Entries from a dataset of interfaces:
::::::

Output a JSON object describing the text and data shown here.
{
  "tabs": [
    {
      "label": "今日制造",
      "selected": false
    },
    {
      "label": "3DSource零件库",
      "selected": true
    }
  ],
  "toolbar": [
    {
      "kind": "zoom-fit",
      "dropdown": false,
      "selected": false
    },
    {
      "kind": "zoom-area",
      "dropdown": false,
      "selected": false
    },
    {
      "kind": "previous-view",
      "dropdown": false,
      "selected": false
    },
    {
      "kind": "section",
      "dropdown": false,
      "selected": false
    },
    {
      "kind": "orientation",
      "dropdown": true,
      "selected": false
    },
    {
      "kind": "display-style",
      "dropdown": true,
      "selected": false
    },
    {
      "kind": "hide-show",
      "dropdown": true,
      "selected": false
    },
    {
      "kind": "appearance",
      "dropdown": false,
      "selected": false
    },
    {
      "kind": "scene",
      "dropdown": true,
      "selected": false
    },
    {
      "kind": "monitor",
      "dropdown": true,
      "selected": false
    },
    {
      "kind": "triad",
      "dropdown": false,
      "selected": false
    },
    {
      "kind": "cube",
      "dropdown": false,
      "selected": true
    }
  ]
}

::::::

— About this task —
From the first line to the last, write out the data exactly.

— Response —
Output a JSON object describing the text and data shown here.
{
  "tabs": [
    {
      "label": "今日制造",
      "selected": false
    },
    {
      "label": "3DSource零件库",
      "selected": true
    }
  ],
  "toolbar": [
    {
      "kind": "zoom-fit",
      "dropdown": false,
      "selected": false
    },
    {
      "kind": "zoom-area",
      "dropdown": false,
      "selected": false
    },
    {
      "kind": "previous-view",
      "dropdown": false,
      "selected": false
    },
    {
      "kind": "section",
      "dropdown": false,
      "selected": false
    },
    {
      "kind": "orientation",
      "dropdown": true,
      "selected": false
    },
    {
      "kind": "display-style",
      "dropdown": true,
      "selected": false
    },
    {
      "kind": "hide-show",
      "dropdown": true,
      "selected": false
    },
    {
      "kind": "appearance",
      "dropdown": false,
      "selected": false
    },
    {
      "kind": "scene",
      "dropdown": true,
      "selected": false
    },
    {
      "kind": "monitor",
      "dropdown": true,
      "selected": false
    },
    {
      "kind": "triad",
      "dropdown": false,
      "selected": false
    },
    {
      "kind": "cube",
      "dropdown": false,
      "selected": true
    }
  ]
}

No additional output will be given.